David Shook

David Shook

David Shook grew up in Mexico City before studying endangered languages in Oklahoma and poetry at Oxford. He has translated Roberto Bolaño’s Infrarealist manifesto, indigenous Mexican poetry from the Isthmus Zapotec, and oral poetry by the Burundian Batwa. He served as Translator in Residence at Britain’s Poetry Parnassus at The Southbank, in 2012. His first collection is Our Obsidian Tongues, recently launched by Eyewear Press

Mutt Ghazal

They loiter like teenagers with time to kill before curfew. Every chilango dog
the same, they inspect the sidewalk for dropped pork skin, lime rinds—here a slow dog

is a thin one. With corporate sponsorship and a haircut I could host The World’s Ugliest
Dog Pageant—two-to-one odds on the ochre pooch at the bus stop. A real show dog,

her lipstick nipples hanging from sucked-empty sacks. Runner-up might go to
the chihuahua mix with hail damage and no insurance. And so dog

after dog they parade the sidewalk. The ribskinny pit with premature mange
and the three-legged shepherd mutt will fight for third, after the break. No dog

will win Congeniality, they’re all bitches here. They represent adjectives instead of
states: Misses Neck-Nipping, Snarling, Teethless, Maybe Rabid—whoa, dog—

The pit beats tripod to a dropped tortilla, cares more about dinner than
the contents of the winner’s envelope. Listen, quid pro quo, dog,

you wanna win? David’s the same as you. He spends his day loitering online,
scribbling poems. Forget world peace—money is the way to go, dog.

Nominated by Wasafiri for the 2012 Forward Prize, originally published in Wasafiri 67.

The North Wind Whips

The north wind whips through,
in the streets papers and leaves
are chased with resentment.
Houses moan,
dogs curl into balls.
There is something in
the afternoon’s finger,
a catfish spine,
a rusty nail.

Someone unthinkingly
smoked cigarettes in heaven,
left it overcast, listless.
Here, at ground level, no one could
take their shadow for a walk,
sheltered in their houses, people
are surprised to discover their misery.

Someone didn’t show,
their host was insulted.
Today the world
agreed to open her thighs,
suddenly the village comprehends
that it is sometimes necessary to close their doors.

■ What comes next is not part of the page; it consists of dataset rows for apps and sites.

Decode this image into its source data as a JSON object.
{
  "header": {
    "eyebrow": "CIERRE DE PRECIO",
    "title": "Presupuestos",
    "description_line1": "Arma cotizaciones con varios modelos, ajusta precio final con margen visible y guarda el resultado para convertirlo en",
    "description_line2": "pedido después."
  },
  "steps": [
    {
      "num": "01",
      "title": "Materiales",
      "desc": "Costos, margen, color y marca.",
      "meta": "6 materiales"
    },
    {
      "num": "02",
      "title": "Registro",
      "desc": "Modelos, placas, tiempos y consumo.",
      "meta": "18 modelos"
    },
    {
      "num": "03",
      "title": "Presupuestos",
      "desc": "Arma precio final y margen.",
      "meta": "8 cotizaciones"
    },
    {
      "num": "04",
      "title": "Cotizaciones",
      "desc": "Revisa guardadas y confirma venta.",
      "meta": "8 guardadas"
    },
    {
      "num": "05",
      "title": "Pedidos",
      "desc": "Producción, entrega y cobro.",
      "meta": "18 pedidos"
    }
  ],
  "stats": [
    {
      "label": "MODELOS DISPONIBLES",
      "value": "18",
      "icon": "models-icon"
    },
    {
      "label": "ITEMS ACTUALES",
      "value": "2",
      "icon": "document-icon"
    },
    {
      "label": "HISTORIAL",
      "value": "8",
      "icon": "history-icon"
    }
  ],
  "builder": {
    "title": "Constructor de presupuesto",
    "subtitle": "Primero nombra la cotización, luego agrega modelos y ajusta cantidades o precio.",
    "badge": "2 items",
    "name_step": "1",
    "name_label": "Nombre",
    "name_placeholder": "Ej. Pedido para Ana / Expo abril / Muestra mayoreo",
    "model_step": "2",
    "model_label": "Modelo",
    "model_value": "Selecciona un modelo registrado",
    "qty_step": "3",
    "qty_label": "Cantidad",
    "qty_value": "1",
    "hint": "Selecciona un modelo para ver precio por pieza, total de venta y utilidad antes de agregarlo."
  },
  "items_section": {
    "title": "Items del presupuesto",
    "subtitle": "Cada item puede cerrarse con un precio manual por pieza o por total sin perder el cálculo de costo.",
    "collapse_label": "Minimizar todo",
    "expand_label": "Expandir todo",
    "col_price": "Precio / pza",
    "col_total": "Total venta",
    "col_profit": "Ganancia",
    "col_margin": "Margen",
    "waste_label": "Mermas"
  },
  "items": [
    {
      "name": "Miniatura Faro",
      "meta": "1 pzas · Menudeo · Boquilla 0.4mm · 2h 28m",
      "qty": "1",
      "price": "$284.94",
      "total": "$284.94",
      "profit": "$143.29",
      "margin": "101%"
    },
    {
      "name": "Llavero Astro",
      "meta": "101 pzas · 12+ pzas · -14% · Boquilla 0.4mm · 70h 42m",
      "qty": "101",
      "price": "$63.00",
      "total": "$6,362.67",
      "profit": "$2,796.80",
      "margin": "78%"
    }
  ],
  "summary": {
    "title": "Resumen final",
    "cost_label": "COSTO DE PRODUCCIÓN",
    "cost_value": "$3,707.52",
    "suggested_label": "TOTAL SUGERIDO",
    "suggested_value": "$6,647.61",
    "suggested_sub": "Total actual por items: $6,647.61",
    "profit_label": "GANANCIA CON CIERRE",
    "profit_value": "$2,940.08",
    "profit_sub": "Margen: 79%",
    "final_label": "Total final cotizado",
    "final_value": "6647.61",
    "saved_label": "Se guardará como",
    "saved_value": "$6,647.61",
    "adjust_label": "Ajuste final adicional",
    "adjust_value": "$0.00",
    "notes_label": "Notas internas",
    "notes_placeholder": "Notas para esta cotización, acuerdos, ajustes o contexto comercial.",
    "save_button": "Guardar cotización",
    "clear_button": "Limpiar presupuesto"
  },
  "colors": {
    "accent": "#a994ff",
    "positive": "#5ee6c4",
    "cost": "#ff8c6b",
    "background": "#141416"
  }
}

Who can divine
why I meditate on this afternoon?
Why is it birthed in me
to knife the heart
of who uncovered the mouth
of the now whipping wind,
to jam corncobs in the nose
of the ghost that pants outside?

The trees roar with laughter,
they split their sides,
they celebrate
that you haven’t arrived at your appointment.

Now bring me
the birds
that you find in the trees,
so I can tell them
if the devil’s eyelashes are curled.

First published in Poetry in April 2009.